Copy all lines below that use the word "screenshot".

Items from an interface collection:
BEGIN
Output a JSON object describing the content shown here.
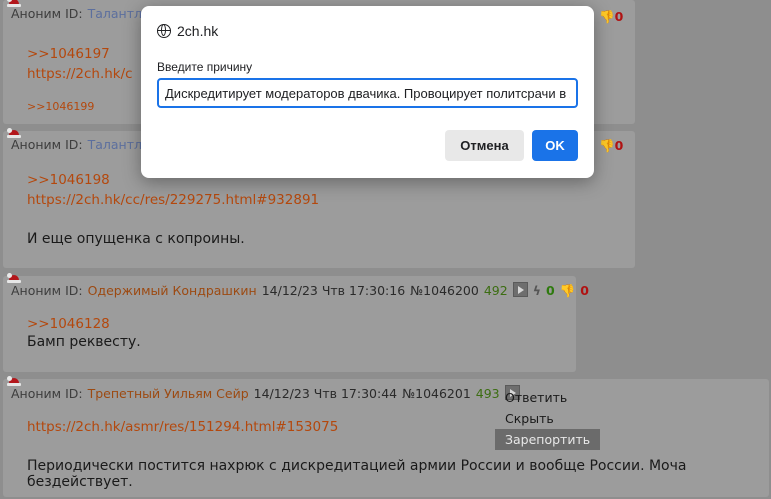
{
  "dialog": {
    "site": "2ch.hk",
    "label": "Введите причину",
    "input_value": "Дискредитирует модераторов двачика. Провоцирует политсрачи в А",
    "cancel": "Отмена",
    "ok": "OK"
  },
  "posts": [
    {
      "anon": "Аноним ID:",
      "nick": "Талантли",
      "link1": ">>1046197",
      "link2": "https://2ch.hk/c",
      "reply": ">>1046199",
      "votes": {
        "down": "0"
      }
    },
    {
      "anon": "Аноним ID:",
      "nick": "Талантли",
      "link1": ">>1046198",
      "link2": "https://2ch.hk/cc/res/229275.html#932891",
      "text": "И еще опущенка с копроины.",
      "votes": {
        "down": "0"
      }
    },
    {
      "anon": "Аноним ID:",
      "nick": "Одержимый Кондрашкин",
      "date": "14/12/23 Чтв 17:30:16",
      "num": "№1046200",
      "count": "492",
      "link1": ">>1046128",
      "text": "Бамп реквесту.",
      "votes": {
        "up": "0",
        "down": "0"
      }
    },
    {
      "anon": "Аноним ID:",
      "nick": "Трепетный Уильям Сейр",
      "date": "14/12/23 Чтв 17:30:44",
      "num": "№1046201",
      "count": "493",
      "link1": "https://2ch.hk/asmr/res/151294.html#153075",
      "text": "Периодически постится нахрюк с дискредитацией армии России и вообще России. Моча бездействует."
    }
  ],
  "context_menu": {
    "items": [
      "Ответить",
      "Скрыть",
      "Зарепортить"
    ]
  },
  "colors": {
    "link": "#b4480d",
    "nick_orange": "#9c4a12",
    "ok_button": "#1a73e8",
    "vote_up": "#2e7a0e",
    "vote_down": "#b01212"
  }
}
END
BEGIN
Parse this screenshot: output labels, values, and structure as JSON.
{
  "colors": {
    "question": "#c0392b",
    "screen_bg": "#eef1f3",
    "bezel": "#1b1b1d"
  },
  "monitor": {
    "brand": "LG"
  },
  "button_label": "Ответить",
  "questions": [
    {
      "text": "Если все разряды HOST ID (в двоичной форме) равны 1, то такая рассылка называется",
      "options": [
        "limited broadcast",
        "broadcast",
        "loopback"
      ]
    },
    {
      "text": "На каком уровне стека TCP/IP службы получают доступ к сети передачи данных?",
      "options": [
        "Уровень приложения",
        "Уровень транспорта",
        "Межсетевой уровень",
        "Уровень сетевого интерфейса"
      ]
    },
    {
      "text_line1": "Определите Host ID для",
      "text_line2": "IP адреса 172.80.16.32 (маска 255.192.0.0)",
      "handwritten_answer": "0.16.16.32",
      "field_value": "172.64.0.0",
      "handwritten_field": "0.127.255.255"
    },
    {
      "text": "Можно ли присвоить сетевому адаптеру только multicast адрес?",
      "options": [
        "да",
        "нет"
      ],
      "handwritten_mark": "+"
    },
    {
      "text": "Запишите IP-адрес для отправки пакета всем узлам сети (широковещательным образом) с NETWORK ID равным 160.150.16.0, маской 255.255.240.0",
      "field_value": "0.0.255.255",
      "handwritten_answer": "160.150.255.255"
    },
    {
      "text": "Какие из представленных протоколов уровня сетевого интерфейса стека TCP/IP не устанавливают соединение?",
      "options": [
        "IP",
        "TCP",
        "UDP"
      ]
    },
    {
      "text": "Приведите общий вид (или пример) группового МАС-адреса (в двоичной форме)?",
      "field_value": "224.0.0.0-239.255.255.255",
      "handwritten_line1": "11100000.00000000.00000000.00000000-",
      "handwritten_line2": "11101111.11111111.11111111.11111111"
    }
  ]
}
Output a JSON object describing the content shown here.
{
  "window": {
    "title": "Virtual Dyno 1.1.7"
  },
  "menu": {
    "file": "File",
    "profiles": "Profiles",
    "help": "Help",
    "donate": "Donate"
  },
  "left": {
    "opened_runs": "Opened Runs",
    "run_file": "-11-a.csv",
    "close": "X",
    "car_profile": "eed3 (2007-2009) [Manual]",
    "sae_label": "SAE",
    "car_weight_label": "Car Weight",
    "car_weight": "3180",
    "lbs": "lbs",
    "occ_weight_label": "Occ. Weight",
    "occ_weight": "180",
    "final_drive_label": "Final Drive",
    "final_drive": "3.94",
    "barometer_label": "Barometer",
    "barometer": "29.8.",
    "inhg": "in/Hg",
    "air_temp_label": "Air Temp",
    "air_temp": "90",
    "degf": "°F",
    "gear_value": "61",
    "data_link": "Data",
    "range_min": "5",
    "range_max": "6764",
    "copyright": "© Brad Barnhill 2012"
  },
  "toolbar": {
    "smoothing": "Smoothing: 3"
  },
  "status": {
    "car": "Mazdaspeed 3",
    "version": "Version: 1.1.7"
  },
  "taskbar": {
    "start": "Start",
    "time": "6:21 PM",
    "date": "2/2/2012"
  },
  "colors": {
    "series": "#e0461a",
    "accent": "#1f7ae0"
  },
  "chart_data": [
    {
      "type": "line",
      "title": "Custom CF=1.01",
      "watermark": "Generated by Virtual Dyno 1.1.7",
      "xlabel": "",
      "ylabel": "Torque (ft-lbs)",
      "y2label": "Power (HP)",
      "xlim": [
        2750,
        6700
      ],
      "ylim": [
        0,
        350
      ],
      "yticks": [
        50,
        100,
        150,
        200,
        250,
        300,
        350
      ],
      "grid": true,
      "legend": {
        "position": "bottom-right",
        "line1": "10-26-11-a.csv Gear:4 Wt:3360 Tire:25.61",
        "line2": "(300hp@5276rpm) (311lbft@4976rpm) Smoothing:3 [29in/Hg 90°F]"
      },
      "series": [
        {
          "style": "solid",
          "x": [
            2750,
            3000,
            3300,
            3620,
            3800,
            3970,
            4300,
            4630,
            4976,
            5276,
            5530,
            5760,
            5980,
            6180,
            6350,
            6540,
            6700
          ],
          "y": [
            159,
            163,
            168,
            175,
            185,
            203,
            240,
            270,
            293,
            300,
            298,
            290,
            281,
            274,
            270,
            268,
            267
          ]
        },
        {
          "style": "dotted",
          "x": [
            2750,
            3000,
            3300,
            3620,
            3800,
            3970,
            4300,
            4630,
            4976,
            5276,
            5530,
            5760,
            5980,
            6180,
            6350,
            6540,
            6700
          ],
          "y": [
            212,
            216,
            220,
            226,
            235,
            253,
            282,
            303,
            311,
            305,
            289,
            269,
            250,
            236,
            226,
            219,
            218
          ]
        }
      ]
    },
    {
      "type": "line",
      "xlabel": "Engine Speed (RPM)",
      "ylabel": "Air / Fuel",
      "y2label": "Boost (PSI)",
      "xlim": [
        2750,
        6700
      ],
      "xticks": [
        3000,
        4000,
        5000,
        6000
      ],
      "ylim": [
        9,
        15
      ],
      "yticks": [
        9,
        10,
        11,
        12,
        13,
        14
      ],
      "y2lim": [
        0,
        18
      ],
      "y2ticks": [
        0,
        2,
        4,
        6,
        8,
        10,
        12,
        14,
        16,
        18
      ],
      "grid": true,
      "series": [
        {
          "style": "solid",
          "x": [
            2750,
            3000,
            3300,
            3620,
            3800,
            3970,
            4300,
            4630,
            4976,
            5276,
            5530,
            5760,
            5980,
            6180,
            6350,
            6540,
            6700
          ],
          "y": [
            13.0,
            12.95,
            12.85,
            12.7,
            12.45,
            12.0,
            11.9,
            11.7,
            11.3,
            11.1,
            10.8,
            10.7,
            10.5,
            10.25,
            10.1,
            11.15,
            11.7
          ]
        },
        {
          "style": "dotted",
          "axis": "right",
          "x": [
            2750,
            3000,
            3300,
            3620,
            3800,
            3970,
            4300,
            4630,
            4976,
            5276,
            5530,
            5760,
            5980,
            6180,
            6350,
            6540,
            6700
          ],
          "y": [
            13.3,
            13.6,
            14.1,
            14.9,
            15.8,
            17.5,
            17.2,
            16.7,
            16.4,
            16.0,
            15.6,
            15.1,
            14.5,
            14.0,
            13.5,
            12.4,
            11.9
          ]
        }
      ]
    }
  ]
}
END
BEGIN
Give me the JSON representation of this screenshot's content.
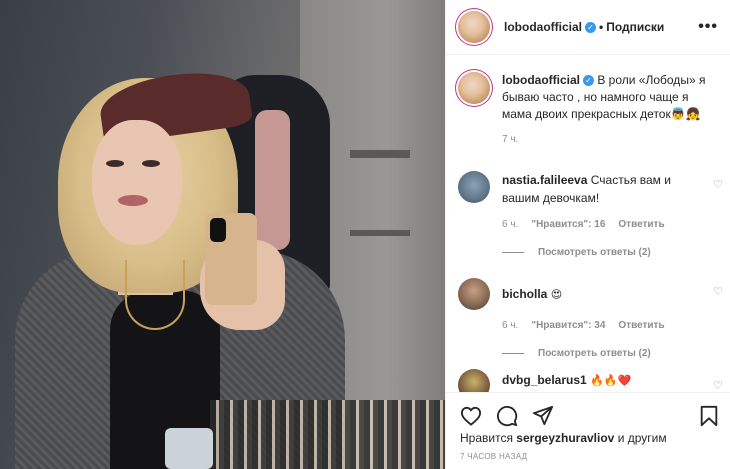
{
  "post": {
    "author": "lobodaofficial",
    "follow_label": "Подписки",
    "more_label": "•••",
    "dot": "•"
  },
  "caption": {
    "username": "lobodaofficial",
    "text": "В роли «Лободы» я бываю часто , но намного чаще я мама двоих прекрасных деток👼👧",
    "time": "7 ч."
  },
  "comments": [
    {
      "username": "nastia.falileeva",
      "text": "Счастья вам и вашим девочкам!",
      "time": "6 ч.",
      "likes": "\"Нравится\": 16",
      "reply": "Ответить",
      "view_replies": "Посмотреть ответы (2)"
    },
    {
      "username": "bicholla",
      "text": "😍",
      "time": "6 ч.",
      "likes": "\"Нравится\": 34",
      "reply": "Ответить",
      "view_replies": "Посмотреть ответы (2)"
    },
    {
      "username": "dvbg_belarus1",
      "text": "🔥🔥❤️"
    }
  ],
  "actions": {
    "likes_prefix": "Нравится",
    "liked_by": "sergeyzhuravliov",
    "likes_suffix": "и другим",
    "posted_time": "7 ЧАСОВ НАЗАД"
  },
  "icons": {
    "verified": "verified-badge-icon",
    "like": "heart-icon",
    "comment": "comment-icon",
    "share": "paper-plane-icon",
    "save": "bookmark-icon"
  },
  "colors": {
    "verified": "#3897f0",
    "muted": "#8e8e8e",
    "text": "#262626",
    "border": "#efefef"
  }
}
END
SOLUTION BELOW:
Parse this screenshot: output labels, values, and structure as JSON.
Give me the JSON representation of this screenshot's content.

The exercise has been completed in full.